Who are those people?
From left to right:
A woman teaching geometry from a French bowl, dated to approximately 1309-1316.
Henrietta Swan Leavitt (1868-1921) graduated from Radcliffe college. Her work at the Harvard College Observatory (a job that paid $10.50 a week) was the basis for Edwin Hubble’s work – and her own work later changed the way modern astronomers understand stars – although in her lifetime she was virtually unrecognized.
Jane Stafford (1899-1991) was a chemistry major from Smith College, and a science writer for the Science Service. She was also the president of the National Association of Science Writers in 1945 and the Women’s National Press Club in 1949 and 1950.
Dr. Nancy Roman (1925-present) is an astronomer and advocate for women in science. She was the first female to hold an executive position at NASA as the first Chief of Astronomy in the Office of Space Science where she helped develop satellites like the Cosmic Background Explorer and the Hubble Space Telescope.
Miss Main Honour was a mathematics major at Auburn University was the first woman to be accepted into Redstone Arsenal’s Cooperative Training Program for students majoring in science and engineering. There were 97 students. 96 of them were men.

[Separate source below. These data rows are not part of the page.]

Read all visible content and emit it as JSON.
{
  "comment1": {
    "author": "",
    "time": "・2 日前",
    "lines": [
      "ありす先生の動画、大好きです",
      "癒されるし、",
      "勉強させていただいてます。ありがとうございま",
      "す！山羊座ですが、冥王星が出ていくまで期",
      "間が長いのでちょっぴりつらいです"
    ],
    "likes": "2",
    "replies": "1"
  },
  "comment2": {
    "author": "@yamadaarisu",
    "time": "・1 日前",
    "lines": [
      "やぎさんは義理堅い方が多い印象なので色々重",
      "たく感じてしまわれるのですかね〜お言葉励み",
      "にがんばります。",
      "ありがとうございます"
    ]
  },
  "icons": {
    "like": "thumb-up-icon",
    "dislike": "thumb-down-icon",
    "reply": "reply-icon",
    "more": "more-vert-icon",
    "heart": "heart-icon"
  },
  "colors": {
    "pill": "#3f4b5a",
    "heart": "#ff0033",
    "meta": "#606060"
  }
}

Dr. Mae C. Jemison (1956-present) was first African-American woman in space. After her trip to space, she founded several biotechnology companies. She now also works on promoting people of color and women in science.